*DATA FOR THIS TASK*

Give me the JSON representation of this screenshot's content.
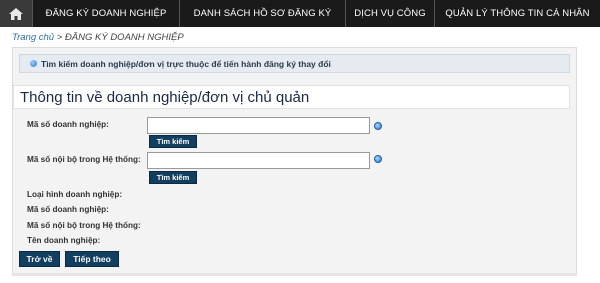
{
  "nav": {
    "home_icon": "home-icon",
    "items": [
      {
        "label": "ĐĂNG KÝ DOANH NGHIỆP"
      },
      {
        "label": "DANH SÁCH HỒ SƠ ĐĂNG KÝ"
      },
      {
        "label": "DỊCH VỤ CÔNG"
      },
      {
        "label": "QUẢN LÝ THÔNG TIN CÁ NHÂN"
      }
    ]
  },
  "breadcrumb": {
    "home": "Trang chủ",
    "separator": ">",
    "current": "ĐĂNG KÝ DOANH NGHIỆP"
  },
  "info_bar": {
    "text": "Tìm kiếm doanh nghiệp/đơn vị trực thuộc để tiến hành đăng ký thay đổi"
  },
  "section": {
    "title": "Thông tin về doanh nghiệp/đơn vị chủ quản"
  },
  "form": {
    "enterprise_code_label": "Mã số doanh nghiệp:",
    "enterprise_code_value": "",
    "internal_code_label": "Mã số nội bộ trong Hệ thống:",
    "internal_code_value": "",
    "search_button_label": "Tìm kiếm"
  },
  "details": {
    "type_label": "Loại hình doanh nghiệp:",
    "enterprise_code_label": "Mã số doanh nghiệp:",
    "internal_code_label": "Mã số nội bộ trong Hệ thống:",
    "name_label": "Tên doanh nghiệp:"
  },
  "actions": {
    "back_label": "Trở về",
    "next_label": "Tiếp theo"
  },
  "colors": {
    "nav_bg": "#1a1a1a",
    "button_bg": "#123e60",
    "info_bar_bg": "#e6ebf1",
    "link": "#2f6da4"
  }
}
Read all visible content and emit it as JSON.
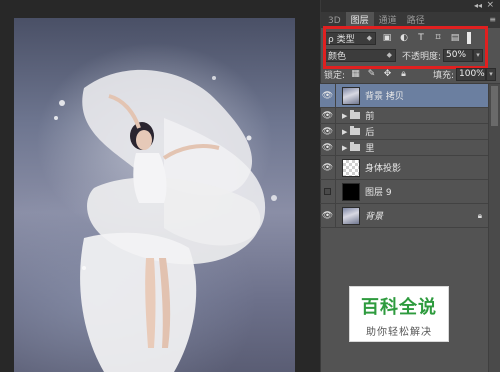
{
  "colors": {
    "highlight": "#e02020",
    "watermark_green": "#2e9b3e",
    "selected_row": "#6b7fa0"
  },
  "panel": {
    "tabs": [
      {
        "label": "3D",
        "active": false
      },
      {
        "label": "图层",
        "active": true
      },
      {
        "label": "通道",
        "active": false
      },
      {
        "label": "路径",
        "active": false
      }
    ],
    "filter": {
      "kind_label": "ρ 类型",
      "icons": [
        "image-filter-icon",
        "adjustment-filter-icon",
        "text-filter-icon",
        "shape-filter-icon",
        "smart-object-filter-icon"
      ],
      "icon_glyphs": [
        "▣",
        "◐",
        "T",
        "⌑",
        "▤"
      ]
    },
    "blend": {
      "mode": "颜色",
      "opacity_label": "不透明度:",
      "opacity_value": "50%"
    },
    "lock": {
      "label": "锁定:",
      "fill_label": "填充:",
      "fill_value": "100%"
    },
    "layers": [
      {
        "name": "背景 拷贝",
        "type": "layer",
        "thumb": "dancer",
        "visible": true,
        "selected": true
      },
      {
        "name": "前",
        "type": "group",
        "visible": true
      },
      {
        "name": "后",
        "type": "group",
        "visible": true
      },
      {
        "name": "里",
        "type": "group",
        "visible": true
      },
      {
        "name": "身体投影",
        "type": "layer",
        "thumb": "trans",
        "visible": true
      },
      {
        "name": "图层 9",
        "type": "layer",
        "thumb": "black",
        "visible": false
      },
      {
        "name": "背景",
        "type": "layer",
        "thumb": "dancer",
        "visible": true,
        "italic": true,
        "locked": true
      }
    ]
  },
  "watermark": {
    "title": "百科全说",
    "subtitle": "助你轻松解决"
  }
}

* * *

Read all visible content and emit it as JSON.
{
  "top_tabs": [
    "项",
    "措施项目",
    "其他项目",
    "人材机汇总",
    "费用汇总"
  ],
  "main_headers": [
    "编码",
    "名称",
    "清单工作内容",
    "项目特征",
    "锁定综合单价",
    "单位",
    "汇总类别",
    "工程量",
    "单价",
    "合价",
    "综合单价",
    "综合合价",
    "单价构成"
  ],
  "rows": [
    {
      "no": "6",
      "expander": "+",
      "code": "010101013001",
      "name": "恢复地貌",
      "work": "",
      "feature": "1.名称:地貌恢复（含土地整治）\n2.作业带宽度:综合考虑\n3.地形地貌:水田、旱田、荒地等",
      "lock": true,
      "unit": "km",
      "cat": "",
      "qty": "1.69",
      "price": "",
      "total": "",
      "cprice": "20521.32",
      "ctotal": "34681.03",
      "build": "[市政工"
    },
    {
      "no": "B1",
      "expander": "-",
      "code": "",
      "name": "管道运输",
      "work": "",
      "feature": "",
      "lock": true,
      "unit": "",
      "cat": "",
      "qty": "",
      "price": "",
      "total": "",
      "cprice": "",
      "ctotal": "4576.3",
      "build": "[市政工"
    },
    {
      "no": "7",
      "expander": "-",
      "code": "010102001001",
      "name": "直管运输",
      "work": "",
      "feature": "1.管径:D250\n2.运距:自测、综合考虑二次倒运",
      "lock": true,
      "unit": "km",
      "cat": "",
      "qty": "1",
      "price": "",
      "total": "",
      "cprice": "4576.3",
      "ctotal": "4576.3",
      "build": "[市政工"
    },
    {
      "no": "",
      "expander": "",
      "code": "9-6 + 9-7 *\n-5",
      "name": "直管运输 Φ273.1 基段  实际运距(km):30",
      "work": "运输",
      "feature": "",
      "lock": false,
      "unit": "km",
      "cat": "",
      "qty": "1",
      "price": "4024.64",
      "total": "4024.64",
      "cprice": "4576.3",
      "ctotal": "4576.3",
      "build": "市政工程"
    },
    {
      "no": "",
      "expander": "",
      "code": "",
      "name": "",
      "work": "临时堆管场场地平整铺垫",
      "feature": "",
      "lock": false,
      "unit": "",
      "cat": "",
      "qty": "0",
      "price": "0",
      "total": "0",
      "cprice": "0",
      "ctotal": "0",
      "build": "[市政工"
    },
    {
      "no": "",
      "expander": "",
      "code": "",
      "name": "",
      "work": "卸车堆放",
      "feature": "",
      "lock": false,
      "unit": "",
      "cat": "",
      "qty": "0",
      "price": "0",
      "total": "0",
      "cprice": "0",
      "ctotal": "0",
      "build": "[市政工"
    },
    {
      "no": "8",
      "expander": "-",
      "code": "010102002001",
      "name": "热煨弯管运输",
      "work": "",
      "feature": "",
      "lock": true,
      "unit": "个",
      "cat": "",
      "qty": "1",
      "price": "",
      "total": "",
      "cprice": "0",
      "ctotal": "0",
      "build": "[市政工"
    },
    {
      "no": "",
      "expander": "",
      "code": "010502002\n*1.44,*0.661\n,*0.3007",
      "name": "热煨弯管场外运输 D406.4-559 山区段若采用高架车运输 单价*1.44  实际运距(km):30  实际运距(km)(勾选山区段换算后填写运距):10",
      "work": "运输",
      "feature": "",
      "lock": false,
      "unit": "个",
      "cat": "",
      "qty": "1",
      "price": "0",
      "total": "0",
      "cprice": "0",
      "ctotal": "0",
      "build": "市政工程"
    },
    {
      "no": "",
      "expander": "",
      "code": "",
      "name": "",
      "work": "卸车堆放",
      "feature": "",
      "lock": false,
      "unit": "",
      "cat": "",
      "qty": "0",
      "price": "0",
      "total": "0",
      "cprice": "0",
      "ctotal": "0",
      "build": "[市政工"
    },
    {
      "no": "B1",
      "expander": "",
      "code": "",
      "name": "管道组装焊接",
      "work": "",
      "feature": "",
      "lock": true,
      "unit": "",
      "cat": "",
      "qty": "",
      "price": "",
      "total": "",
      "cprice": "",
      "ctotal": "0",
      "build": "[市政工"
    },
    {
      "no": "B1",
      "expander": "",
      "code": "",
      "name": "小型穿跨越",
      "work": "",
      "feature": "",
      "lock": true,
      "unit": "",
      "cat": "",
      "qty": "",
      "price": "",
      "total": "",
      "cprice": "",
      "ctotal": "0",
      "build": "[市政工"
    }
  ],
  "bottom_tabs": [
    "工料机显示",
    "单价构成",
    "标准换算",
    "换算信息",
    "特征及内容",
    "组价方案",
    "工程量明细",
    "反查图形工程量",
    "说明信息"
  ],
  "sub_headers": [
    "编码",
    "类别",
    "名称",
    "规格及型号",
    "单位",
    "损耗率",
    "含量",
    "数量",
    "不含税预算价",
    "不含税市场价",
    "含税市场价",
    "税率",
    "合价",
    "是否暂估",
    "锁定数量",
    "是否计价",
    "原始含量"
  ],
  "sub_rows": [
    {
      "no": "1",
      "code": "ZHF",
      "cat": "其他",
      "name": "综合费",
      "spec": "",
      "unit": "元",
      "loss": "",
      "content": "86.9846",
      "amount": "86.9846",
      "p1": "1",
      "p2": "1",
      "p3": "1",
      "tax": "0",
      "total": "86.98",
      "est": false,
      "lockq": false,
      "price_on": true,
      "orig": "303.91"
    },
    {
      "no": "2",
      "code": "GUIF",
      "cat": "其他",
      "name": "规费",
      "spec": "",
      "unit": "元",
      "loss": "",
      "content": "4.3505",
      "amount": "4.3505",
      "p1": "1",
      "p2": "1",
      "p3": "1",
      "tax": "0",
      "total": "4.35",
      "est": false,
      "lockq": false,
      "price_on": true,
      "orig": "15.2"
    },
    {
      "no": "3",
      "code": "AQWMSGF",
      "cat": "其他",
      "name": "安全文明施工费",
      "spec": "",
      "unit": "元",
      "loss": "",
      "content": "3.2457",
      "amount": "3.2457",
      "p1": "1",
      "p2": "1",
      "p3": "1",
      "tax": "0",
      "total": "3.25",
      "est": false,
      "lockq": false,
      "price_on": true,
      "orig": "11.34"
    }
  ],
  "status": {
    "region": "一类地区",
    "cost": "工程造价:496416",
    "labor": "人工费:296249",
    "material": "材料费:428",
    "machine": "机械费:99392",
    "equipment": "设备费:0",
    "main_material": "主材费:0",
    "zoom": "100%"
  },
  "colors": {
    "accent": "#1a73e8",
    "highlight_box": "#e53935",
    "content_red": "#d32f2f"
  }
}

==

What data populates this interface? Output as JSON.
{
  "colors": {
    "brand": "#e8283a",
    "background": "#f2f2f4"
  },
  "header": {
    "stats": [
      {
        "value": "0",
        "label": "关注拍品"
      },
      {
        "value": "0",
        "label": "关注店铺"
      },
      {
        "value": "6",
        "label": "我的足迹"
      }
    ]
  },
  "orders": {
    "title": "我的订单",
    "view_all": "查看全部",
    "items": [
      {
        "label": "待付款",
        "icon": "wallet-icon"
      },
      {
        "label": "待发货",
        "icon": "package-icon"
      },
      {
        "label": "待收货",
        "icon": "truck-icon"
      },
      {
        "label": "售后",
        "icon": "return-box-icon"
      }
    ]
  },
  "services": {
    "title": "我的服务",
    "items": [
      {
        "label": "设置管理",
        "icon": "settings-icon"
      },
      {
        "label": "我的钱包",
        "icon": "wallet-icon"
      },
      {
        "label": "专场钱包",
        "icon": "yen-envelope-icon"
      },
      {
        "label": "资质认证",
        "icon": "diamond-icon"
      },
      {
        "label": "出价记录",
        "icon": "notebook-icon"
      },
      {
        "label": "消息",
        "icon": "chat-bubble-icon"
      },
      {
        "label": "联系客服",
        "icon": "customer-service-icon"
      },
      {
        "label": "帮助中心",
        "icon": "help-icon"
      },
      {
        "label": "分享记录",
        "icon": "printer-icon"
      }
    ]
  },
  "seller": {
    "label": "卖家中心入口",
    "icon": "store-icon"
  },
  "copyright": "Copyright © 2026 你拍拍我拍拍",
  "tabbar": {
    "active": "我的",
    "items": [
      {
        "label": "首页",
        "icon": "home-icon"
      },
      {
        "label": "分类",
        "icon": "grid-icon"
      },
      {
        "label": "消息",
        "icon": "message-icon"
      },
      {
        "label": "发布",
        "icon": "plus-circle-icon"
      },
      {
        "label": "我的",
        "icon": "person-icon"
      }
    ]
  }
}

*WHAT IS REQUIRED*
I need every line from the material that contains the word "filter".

*TASK RESPONSE*
    "filter": {
        "image-filter-icon",
        "adjustment-filter-icon",
        "text-filter-icon",
        "shape-filter-icon",
        "smart-object-filter-icon"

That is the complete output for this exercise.